I have not tried to rewrite history in these paintings but to find a thread of connectivity running between the present and this ‘Seated Old Relic’. This thread has undoubtedly crossed over many paths and this is perhaps the very value of abstract painting. Unlike a photograph which captures a singular moment in time, an abstract painting enables many connections to be made within a storyline. It offers a chance to hold onto a moment from the past in a physically tangible way whilst referencing topical concerns of the world of today. We come, often on holiday - enjoying our free time - to view historical homes and all their mystery and majesty. The tradition of painting is malleable enough to interpret these histories in the context of today’s myriad concerns; from climate change, the ecological crisis, the destruction of Nature, the often frightening effects of mass-consumption, exponential population growth, disease and war to the fictitious dangers and paradoxical benefits of our Digital Age. Indeed, the storyline of the Martyns has not ended with their departure from Athelhampton, but provides the very backdrop of historical house and garden.

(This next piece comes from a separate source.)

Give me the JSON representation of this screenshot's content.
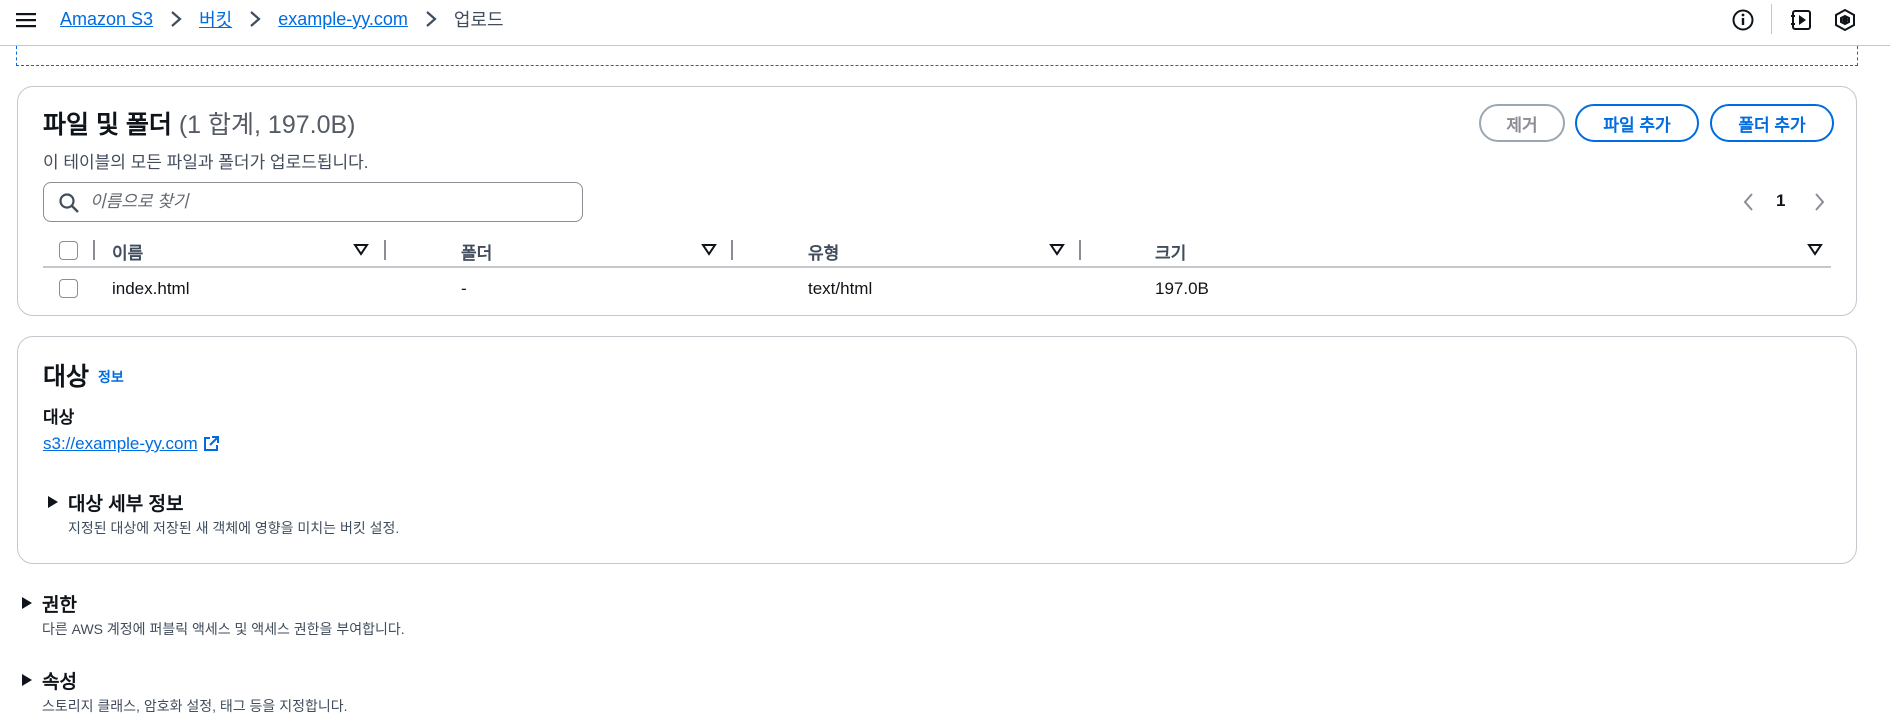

The unique opportunity of being able to exhibit these paintings upon the very walls which provided their inspiration - whether it be a person, a stained glass window or the feeling of a restless spirit - adds to this thread of connectivity. When I first visited Athelhampton I knew it was a house still breathing, still living, as much alive inside as the Gardens are outside. I think it is only through paint that this can be celebrated and communicated. Even if not all aspects of the estate’s history and previous residents are known today, painting lends itself very well in the search to discover those questions which may not have full or complete answers. The estate does not always reveal its true self and it is through this withheld, or unrequited gift, that so many continue to find delight and enjoyment in visiting Athelhampton House and Gardens.